■ **WHAT THE TASK ASKS**
Repeat the listing below exactly. Pictures do not belong in the copy.

■ **ENTRIES SUPPLIED**

- - - - - - -

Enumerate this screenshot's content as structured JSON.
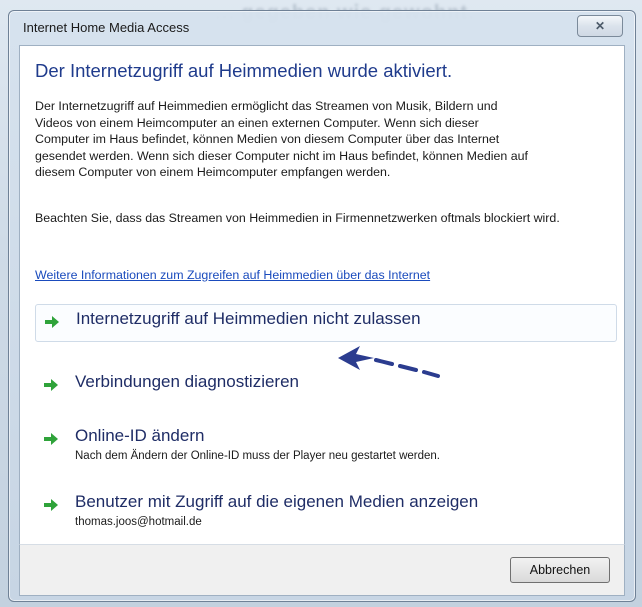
{
  "window": {
    "title": "Internet Home Media Access",
    "close_glyph": "✕"
  },
  "background_text": "... gegeben wie gewohnt.",
  "content": {
    "heading": "Der Internetzugriff auf Heimmedien wurde aktiviert.",
    "description": "Der Internetzugriff auf Heimmedien ermöglicht das Streamen von Musik, Bildern und\nVideos von einem Heimcomputer an einen externen Computer. Wenn sich dieser\nComputer im Haus befindet, können Medien von diesem Computer über das Internet\ngesendet werden. Wenn sich dieser Computer nicht im Haus befindet, können Medien auf\ndiesem Computer von einem Heimcomputer empfangen werden.",
    "note": "Beachten Sie, dass das Streamen von Heimmedien in Firmennetzwerken oftmals blockiert wird.",
    "link": "Weitere Informationen zum Zugreifen auf Heimmedien über das Internet",
    "options": [
      {
        "title": "Internetzugriff auf Heimmedien nicht zulassen",
        "subtitle": "",
        "icon": "green-arrow-icon"
      },
      {
        "title": "Verbindungen diagnostizieren",
        "subtitle": "",
        "icon": "green-arrow-icon"
      },
      {
        "title": "Online-ID ändern",
        "subtitle": "Nach dem Ändern der Online-ID muss der Player neu gestartet werden.",
        "icon": "green-arrow-icon"
      },
      {
        "title": "Benutzer mit Zugriff auf die eigenen Medien anzeigen",
        "subtitle": "thomas.joos@hotmail.de",
        "icon": "green-arrow-icon"
      }
    ]
  },
  "footer": {
    "cancel_label": "Abbrechen"
  },
  "colors": {
    "heading": "#1f3b8c",
    "link": "#1a4bbd",
    "arrow": "#2fa33a",
    "pointer": "#2b3c8f"
  }
}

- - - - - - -

■ **RESPONSE BOX**
Enumerate this screenshot's content as structured JSON.
{
  "window": {
    "title": "Internet Home Media Access",
    "close_glyph": "✕"
  },
  "background_text": "... gegeben wie gewohnt.",
  "content": {
    "heading": "Der Internetzugriff auf Heimmedien wurde aktiviert.",
    "description": "Der Internetzugriff auf Heimmedien ermöglicht das Streamen von Musik, Bildern und\nVideos von einem Heimcomputer an einen externen Computer. Wenn sich dieser\nComputer im Haus befindet, können Medien von diesem Computer über das Internet\ngesendet werden. Wenn sich dieser Computer nicht im Haus befindet, können Medien auf\ndiesem Computer von einem Heimcomputer empfangen werden.",
    "note": "Beachten Sie, dass das Streamen von Heimmedien in Firmennetzwerken oftmals blockiert wird.",
    "link": "Weitere Informationen zum Zugreifen auf Heimmedien über das Internet",
    "options": [
      {
        "title": "Internetzugriff auf Heimmedien nicht zulassen",
        "subtitle": "",
        "icon": "green-arrow-icon"
      },
      {
        "title": "Verbindungen diagnostizieren",
        "subtitle": "",
        "icon": "green-arrow-icon"
      },
      {
        "title": "Online-ID ändern",
        "subtitle": "Nach dem Ändern der Online-ID muss der Player neu gestartet werden.",
        "icon": "green-arrow-icon"
      },
      {
        "title": "Benutzer mit Zugriff auf die eigenen Medien anzeigen",
        "subtitle": "thomas.joos@hotmail.de",
        "icon": "green-arrow-icon"
      }
    ]
  },
  "footer": {
    "cancel_label": "Abbrechen"
  },
  "colors": {
    "heading": "#1f3b8c",
    "link": "#1a4bbd",
    "arrow": "#2fa33a",
    "pointer": "#2b3c8f"
  }
}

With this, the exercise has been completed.